=== Section Start ===

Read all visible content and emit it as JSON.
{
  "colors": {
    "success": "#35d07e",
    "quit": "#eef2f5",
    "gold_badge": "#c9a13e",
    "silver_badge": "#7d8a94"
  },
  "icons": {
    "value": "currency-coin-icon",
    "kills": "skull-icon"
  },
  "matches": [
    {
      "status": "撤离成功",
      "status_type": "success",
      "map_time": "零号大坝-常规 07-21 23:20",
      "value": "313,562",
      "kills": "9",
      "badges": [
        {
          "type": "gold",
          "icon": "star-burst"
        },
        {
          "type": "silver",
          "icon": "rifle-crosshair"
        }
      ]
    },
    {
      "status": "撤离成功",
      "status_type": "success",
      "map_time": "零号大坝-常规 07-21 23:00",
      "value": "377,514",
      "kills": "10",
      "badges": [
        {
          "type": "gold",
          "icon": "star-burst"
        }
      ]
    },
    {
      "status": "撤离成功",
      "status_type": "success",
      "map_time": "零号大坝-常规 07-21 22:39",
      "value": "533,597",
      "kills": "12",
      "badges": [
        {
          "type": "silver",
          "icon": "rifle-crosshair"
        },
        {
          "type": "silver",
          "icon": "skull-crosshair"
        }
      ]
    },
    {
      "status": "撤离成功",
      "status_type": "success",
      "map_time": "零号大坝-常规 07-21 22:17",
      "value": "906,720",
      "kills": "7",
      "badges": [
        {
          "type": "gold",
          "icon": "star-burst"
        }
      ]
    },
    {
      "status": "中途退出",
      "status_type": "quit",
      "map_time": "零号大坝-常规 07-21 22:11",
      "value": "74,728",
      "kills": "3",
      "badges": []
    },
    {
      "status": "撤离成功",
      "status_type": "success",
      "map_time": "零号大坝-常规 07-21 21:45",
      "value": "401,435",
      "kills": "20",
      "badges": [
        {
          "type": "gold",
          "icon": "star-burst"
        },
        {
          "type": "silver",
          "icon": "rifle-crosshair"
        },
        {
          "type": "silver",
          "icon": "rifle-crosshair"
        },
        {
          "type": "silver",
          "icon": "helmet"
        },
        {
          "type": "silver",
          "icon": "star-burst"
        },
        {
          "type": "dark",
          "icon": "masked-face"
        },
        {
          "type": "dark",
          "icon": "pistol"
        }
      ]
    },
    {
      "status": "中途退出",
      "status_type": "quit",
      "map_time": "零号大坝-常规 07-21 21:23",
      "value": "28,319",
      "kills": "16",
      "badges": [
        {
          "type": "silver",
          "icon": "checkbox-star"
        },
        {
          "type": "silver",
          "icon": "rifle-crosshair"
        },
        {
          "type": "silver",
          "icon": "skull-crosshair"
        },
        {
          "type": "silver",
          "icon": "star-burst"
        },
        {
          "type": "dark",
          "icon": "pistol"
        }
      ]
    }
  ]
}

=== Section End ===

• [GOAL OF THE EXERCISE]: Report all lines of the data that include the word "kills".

• [TASK RESPONSE]:
    "kills": "skull-icon"
      "kills": "9",
      "kills": "10",
      "kills": "12",
      "kills": "7",
      "kills": "3",
      "kills": "20",
      "kills": "16",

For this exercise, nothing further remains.